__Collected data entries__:
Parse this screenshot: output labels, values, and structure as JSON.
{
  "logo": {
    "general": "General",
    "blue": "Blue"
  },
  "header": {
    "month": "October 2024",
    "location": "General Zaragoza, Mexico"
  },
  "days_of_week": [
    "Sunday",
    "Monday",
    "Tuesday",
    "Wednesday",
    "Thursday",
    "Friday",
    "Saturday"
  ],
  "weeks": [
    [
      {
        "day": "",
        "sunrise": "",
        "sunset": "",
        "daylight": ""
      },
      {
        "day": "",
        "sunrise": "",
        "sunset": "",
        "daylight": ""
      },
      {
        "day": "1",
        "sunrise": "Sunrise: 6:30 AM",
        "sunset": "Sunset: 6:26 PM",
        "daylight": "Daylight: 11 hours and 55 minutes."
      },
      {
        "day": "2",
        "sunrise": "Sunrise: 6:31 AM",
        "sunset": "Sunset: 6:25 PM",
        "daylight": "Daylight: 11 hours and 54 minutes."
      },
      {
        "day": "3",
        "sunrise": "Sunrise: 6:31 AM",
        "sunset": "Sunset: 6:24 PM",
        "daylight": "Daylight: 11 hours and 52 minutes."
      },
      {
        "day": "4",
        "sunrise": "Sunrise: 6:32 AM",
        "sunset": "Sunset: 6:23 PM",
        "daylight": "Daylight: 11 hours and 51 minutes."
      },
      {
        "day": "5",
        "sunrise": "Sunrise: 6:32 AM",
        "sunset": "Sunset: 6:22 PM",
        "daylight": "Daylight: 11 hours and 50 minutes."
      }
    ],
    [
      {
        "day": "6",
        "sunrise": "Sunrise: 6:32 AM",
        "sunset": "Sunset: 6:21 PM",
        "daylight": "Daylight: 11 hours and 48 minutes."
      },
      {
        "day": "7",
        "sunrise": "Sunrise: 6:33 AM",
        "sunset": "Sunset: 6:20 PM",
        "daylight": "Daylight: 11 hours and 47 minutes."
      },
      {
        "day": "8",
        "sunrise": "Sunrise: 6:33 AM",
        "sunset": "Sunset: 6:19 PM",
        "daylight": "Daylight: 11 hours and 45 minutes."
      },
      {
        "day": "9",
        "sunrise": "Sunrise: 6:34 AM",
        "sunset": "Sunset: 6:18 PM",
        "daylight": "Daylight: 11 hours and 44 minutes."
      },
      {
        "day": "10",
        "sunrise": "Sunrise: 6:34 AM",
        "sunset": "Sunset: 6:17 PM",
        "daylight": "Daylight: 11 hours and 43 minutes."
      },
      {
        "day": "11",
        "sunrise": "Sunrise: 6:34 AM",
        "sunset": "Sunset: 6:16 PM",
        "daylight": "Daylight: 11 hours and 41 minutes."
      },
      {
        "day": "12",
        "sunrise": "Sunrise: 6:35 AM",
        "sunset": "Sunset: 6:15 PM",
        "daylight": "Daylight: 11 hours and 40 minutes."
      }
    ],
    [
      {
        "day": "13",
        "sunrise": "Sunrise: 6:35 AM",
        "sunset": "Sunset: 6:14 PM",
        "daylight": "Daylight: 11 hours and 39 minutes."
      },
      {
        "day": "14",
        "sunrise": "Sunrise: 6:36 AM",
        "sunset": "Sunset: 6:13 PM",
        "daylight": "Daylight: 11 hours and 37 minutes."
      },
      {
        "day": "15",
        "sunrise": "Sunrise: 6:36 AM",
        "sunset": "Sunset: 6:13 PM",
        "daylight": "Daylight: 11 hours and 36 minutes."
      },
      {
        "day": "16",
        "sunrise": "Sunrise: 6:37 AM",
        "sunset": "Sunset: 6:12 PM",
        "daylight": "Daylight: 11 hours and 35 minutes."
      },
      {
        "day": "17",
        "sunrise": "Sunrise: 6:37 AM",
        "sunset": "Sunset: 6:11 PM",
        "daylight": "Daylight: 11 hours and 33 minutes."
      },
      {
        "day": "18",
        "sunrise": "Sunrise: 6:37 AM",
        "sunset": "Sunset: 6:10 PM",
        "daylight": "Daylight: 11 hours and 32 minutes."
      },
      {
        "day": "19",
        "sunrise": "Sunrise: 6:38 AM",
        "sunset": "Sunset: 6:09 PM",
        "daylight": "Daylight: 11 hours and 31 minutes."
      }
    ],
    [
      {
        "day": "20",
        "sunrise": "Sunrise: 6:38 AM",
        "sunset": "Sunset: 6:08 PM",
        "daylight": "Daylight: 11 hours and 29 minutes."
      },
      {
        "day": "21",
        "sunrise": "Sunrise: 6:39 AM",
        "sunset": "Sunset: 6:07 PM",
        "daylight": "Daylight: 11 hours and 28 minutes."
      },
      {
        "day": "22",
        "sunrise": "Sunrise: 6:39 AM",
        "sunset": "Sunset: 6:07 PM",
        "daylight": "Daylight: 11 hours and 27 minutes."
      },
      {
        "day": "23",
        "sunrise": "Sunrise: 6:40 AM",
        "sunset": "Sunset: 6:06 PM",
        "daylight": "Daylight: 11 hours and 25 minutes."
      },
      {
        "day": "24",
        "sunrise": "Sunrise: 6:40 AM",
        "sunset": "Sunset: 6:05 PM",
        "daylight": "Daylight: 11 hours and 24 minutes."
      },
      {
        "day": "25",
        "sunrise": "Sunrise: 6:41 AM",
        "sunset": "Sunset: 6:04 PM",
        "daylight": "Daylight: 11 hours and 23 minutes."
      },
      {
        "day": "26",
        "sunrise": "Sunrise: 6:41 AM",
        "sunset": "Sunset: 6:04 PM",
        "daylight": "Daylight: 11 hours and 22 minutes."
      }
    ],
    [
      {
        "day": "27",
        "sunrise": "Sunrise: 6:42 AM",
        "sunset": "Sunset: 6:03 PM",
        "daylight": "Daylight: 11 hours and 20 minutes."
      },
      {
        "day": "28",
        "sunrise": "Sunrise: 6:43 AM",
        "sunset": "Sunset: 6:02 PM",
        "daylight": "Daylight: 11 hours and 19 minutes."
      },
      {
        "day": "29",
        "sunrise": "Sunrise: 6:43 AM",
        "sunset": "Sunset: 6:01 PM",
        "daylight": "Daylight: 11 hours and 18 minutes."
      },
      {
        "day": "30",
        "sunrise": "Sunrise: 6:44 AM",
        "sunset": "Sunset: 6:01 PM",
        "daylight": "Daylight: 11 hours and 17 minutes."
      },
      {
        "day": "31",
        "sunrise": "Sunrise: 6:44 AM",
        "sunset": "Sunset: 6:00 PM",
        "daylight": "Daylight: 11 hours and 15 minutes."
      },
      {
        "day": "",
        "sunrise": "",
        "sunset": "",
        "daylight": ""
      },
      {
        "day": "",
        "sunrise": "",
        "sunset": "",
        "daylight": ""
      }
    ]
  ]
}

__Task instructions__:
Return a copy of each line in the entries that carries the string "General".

__Your response__:
    "general": "General",
    "location": "General Zaragoza, Mexico"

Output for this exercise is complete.